Moreover, several studies link both animal and vegetable fats to higher rates of cancer.
Although Hausman makes a dismayingly thorough case against fatty foods, hers is not a doomsday book. She does not say: Never eat fatty foods. She advises eating less of them. She does not ask you to substitute low-nutrient foods such as non-dairy whipped toppings and creamers for whole milk and cream. (Incidentally, these non-dairy replacements often contain palm or coconut oil, both of which are as highly saturated as lard.) She does not advocate synthetic eggs over real ones. She stresses you can eat so-called "wholesome" foods made more wholesome by removing the fat. Substituting skim or low-fat milk for whole milk still provides the same nutrients, including protein, minus the fat. She also points out that many low-fat foods are exceedingly nutritious. In one instance, she compares the "incredible, edible pea" with an egg, and the pea -- that is three-quarters of a cup of them -- comes out ahead.
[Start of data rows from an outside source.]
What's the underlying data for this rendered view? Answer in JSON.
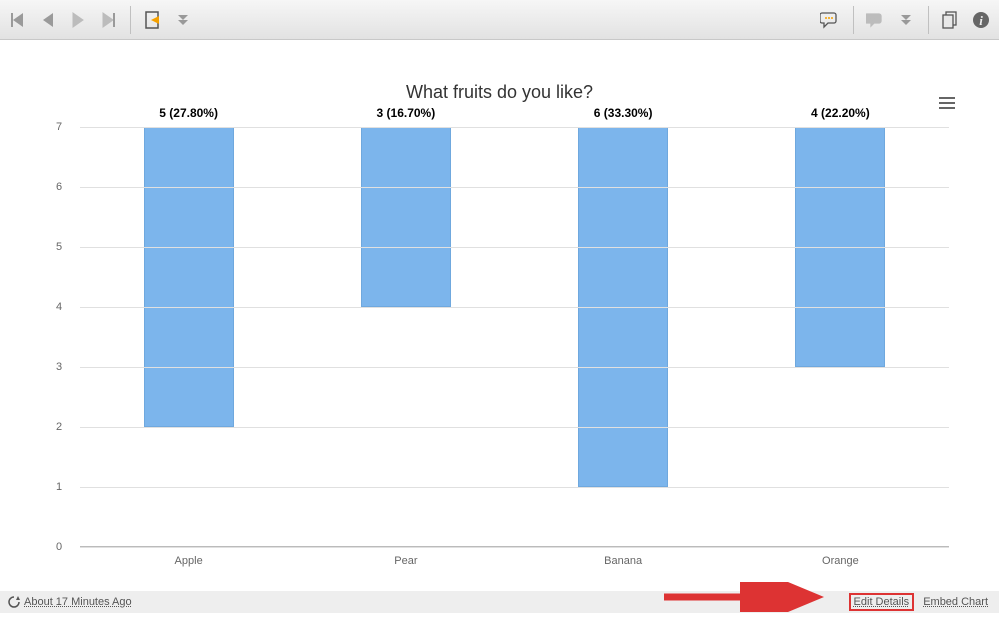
{
  "toolbar": {
    "first_tip": "First",
    "prev_tip": "Previous",
    "next_tip": "Next",
    "last_tip": "Last"
  },
  "chart_data": {
    "type": "bar",
    "title": "What fruits do you like?",
    "categories": [
      "Apple",
      "Pear",
      "Banana",
      "Orange"
    ],
    "values": [
      5,
      3,
      6,
      4
    ],
    "percents": [
      "27.80%",
      "16.70%",
      "33.30%",
      "22.20%"
    ],
    "ylim": [
      0,
      7
    ],
    "yticks": [
      0,
      1,
      2,
      3,
      4,
      5,
      6,
      7
    ]
  },
  "footer": {
    "timestamp": "About 17 Minutes Ago",
    "edit_details": "Edit Details",
    "embed_chart": "Embed Chart"
  }
}
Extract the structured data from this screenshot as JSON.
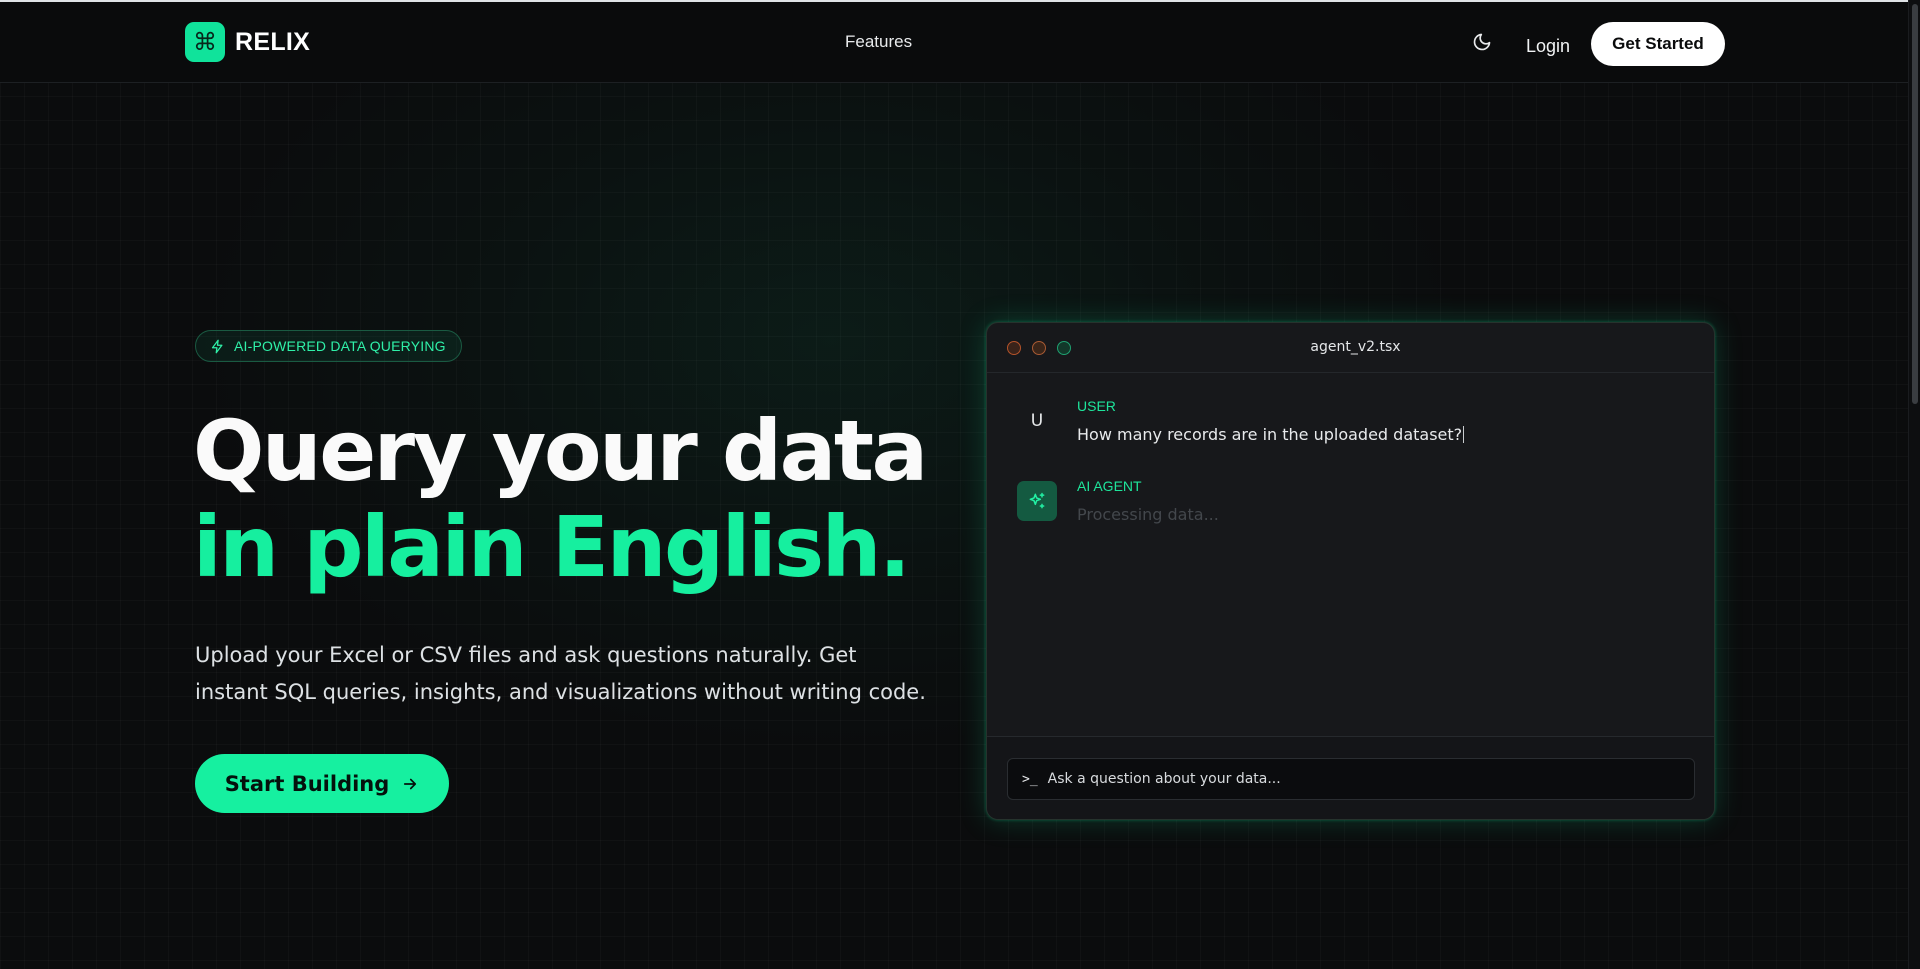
{
  "nav": {
    "brand": "RELIX",
    "logo_icon": "command-icon",
    "links": [
      "Features"
    ],
    "theme_icon": "moon-icon",
    "login_label": "Login",
    "cta_label": "Get Started"
  },
  "hero": {
    "badge": "AI-POWERED DATA QUERYING",
    "badge_icon": "zap-icon",
    "title_line1": "Query your data",
    "title_line2": "in plain English.",
    "subtitle": "Upload your Excel or CSV files and ask questions naturally. Get instant SQL queries, insights, and visualizations without writing code.",
    "cta_label": "Start Building",
    "cta_icon": "arrow-right-icon"
  },
  "terminal": {
    "filename": "agent_v2.tsx",
    "messages": [
      {
        "avatar": "U",
        "role": "USER",
        "text": "How many records are in the uploaded dataset?"
      },
      {
        "avatar_icon": "sparkles-icon",
        "role": "AI AGENT",
        "text": "Processing data..."
      }
    ],
    "input_placeholder": "Ask a question about your data..."
  },
  "colors": {
    "accent": "#16f0a0",
    "background": "#0b0c0d",
    "panel": "#17181b"
  }
}
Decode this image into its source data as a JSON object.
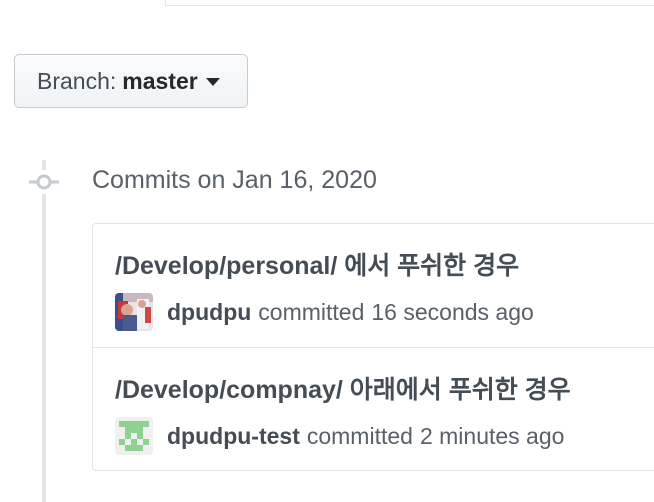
{
  "branch": {
    "label": "Branch:",
    "name": "master"
  },
  "commit_group": {
    "title": "Commits on Jan 16, 2020",
    "commits": [
      {
        "message": "/Develop/personal/ 에서 푸쉬한 경우",
        "author": "dpudpu",
        "verb": "committed",
        "time": "16 seconds ago",
        "avatar": "photo-avatar"
      },
      {
        "message": "/Develop/compnay/ 아래에서 푸쉬한 경우",
        "author": "dpudpu-test",
        "verb": "committed",
        "time": "2 minutes ago",
        "avatar": "identicon-avatar"
      }
    ]
  },
  "colors": {
    "text_primary": "#24292e",
    "text_secondary": "#586069",
    "border": "#e1e4e8",
    "identicon_green": "#8fd18e"
  }
}
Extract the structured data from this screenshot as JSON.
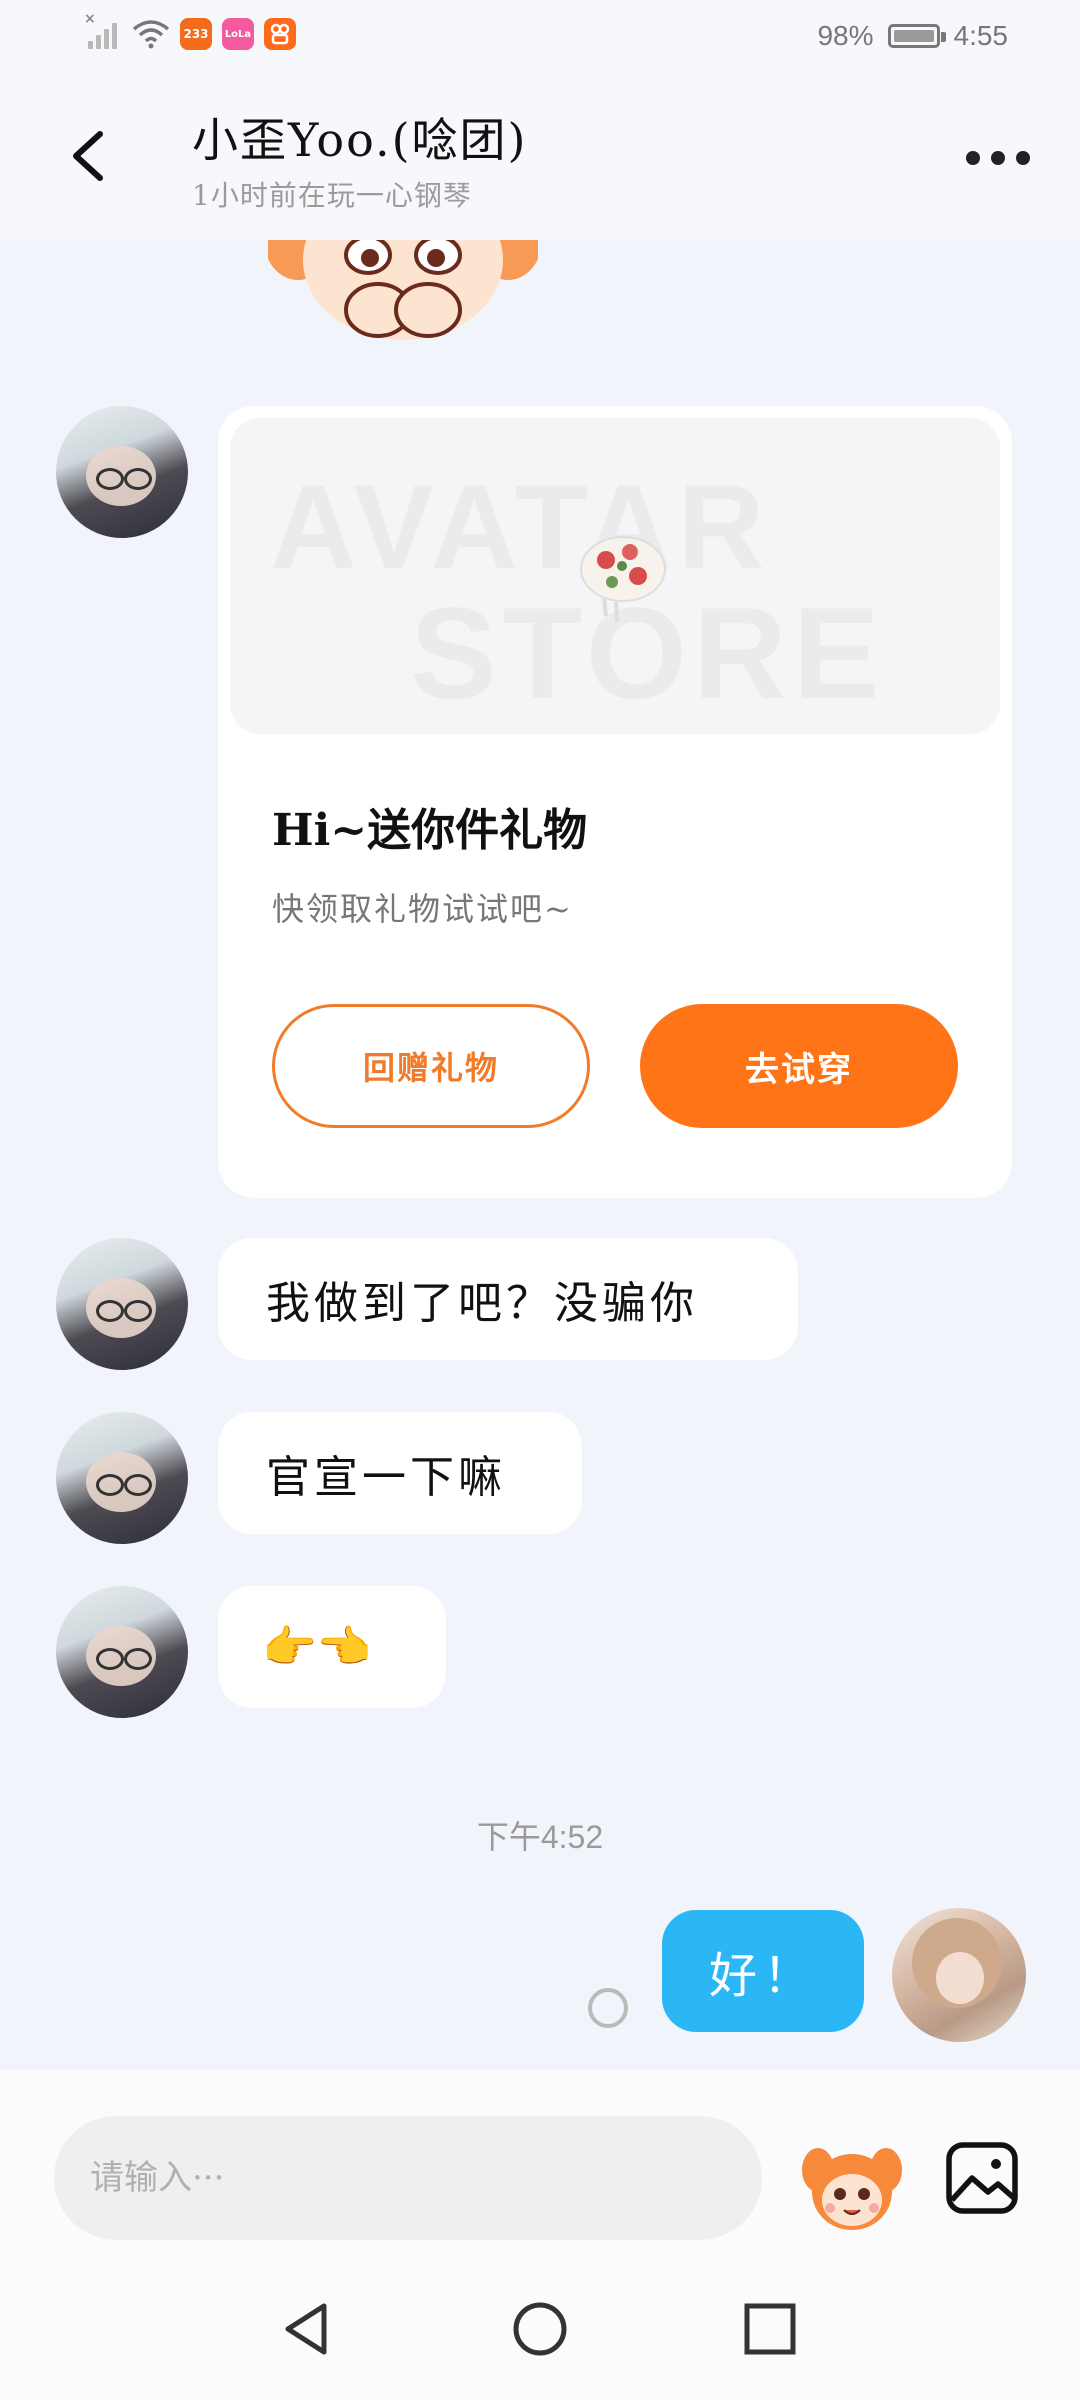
{
  "status_bar": {
    "app_badges": [
      "233",
      "LoLa",
      ""
    ],
    "battery": "98%",
    "time": "4:55"
  },
  "header": {
    "title": "小歪Yoo.(唸团)",
    "subtitle": "1小时前在玩一心钢琴"
  },
  "gift_card": {
    "banner_words": [
      "AVATAR",
      "STORE"
    ],
    "title": "Hi~送你件礼物",
    "subtitle": "快领取礼物试试吧~",
    "return_gift_label": "回赠礼物",
    "try_on_label": "去试穿"
  },
  "messages": [
    {
      "text": "我做到了吧？没骗你"
    },
    {
      "text": "官宣一下嘛"
    },
    {
      "text": "👉👈"
    }
  ],
  "timestamp": "下午4:52",
  "my_message": {
    "text": "好！"
  },
  "input": {
    "placeholder": "请输入···"
  },
  "colors": {
    "accent_orange": "#ff7417",
    "my_bubble_blue": "#2bb7f6",
    "background": "#f2f4fb"
  },
  "icons": [
    "back-arrow-icon",
    "more-dots-icon",
    "mascot-icon",
    "image-picker-icon",
    "nav-back-icon",
    "nav-home-icon",
    "nav-recents-icon"
  ]
}
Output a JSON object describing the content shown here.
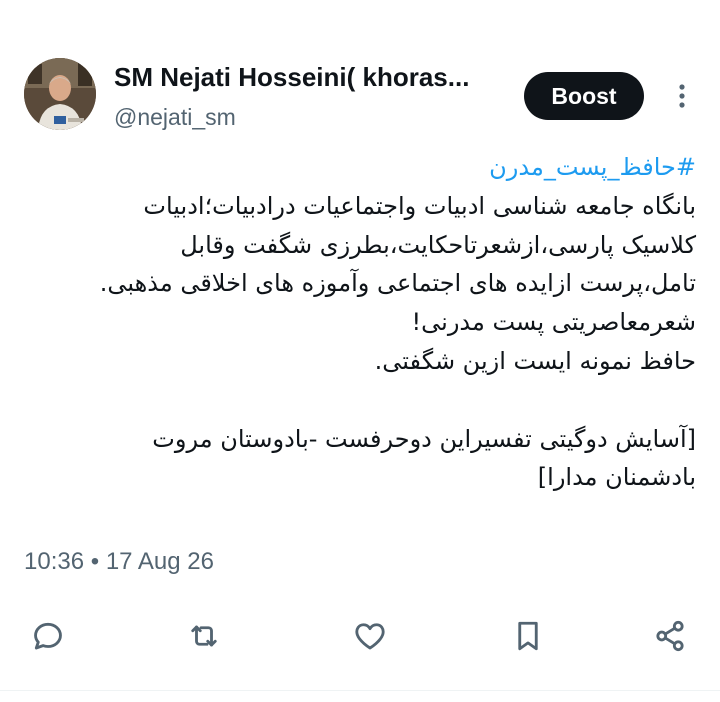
{
  "author": {
    "display_name": "SM Nejati Hosseini( khoras...",
    "handle": "@nejati_sm",
    "avatar_icon": "profile-photo"
  },
  "header": {
    "boost_label": "Boost",
    "more_icon": "vertical-ellipsis-icon"
  },
  "tweet": {
    "hashtag": "#حافظ_پست_مدرن",
    "lines": [
      "بانگاه جامعه شناسی ادبیات واجتماعیات درادبیات؛ادبیات",
      "کلاسیک پارسی،ازشعرتاحکایت،بطرزی شگفت وقابل",
      "تامل،پرست ازایده های اجتماعی وآموزه های اخلاقی مذهبی.",
      "شعرمعاصریتی پست مدرنی!",
      "حافظ نمونه ایست ازین شگفتی.",
      "",
      "[آسایش دوگیتی تفسیراین دوحرفست -بادوستان مروت",
      "بادشمنان مدارا]"
    ]
  },
  "meta": {
    "time": "10:36",
    "separator": "•",
    "date": "17 Aug 26"
  },
  "actions": {
    "icons": [
      "reply-icon",
      "retweet-icon",
      "like-icon",
      "bookmark-icon",
      "share-icon"
    ],
    "icon_color": "#536471"
  },
  "colors": {
    "hashtag": "#1d9bf0",
    "text": "#0f1419",
    "secondary": "#536471",
    "button_bg": "#0f1419"
  }
}
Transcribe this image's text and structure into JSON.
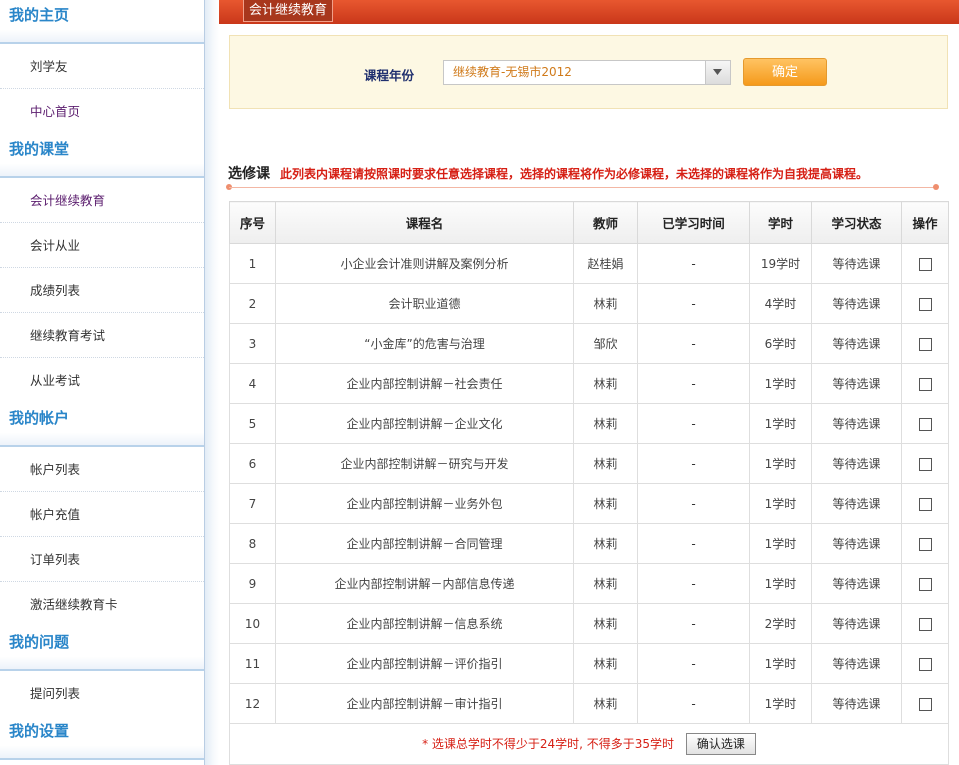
{
  "sidebar": {
    "sections": [
      {
        "title": "我的主页",
        "items": [
          "刘学友",
          "中心首页"
        ]
      },
      {
        "title": "我的课堂",
        "items": [
          "会计继续教育",
          "会计从业",
          "成绩列表",
          "继续教育考试",
          "从业考试"
        ]
      },
      {
        "title": "我的帐户",
        "items": [
          "帐户列表",
          "帐户充值",
          "订单列表",
          "激活继续教育卡"
        ]
      },
      {
        "title": "我的问题",
        "items": [
          "提问列表"
        ]
      },
      {
        "title": "我的设置",
        "items": []
      }
    ]
  },
  "header": {
    "tab": "会计继续教育"
  },
  "filter": {
    "label": "课程年份",
    "selected_year": "继续教育-无锡市2012",
    "confirm_label": "确定"
  },
  "elective": {
    "title": "选修课",
    "note": "此列表内课程请按照课时要求任意选择课程，选择的课程将作为必修课程，未选择的课程将作为自我提高课程。"
  },
  "table": {
    "headers": [
      "序号",
      "课程名",
      "教师",
      "已学习时间",
      "学时",
      "学习状态",
      "操作"
    ],
    "rows": [
      {
        "no": "1",
        "name": "小企业会计准则讲解及案例分析",
        "teacher": "赵桂娟",
        "studied": "-",
        "hours": "19学时",
        "status": "等待选课"
      },
      {
        "no": "2",
        "name": "会计职业道德",
        "teacher": "林莉",
        "studied": "-",
        "hours": "4学时",
        "status": "等待选课"
      },
      {
        "no": "3",
        "name": "“小金库”的危害与治理",
        "teacher": "邹欣",
        "studied": "-",
        "hours": "6学时",
        "status": "等待选课"
      },
      {
        "no": "4",
        "name": "企业内部控制讲解－社会责任",
        "teacher": "林莉",
        "studied": "-",
        "hours": "1学时",
        "status": "等待选课"
      },
      {
        "no": "5",
        "name": "企业内部控制讲解－企业文化",
        "teacher": "林莉",
        "studied": "-",
        "hours": "1学时",
        "status": "等待选课"
      },
      {
        "no": "6",
        "name": "企业内部控制讲解－研究与开发",
        "teacher": "林莉",
        "studied": "-",
        "hours": "1学时",
        "status": "等待选课"
      },
      {
        "no": "7",
        "name": "企业内部控制讲解－业务外包",
        "teacher": "林莉",
        "studied": "-",
        "hours": "1学时",
        "status": "等待选课"
      },
      {
        "no": "8",
        "name": "企业内部控制讲解－合同管理",
        "teacher": "林莉",
        "studied": "-",
        "hours": "1学时",
        "status": "等待选课"
      },
      {
        "no": "9",
        "name": "企业内部控制讲解－内部信息传递",
        "teacher": "林莉",
        "studied": "-",
        "hours": "1学时",
        "status": "等待选课"
      },
      {
        "no": "10",
        "name": "企业内部控制讲解－信息系统",
        "teacher": "林莉",
        "studied": "-",
        "hours": "2学时",
        "status": "等待选课"
      },
      {
        "no": "11",
        "name": "企业内部控制讲解－评价指引",
        "teacher": "林莉",
        "studied": "-",
        "hours": "1学时",
        "status": "等待选课"
      },
      {
        "no": "12",
        "name": "企业内部控制讲解－审计指引",
        "teacher": "林莉",
        "studied": "-",
        "hours": "1学时",
        "status": "等待选课"
      }
    ],
    "footer_note": "* 选课总学时不得少于24学时, 不得多于35学时",
    "submit_label": "确认选课"
  }
}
The fat-is-dangerous-theory has its detractors, and not only among industry. Dedicated consumer advocates such as author Beatrice Trum Hunter ("The Great Nutrition Robbery") and Ruth Desmond, head of the Federation of Homemakers, fear that substituting imitation foods may be far worse than eating high-fat dairy foods. Noted nutritionist Dr. Roger Williams sees no defects in eggs. The respected Consumers Union doesn't believe the cholesterol issue is settled. Certainly, it would be surprising if the fat controversy did not turn out to be more scientifically complicated than anticipated. And I personally have the nagging suspicion that eggs can't be all that bad for you, perhaps because of my own childhood mystique about eggs.
But cutting back on fat seems so common-sense compelling, especially when most of us have nothing to lose but fat itself. Even though one may not agree absolutely with Hausman, she is an author to be trusted and listened to. Few who read her book can still think it is anything but lunacy to put a high premium on fat in a nation where fat-laden products pose a major health problem.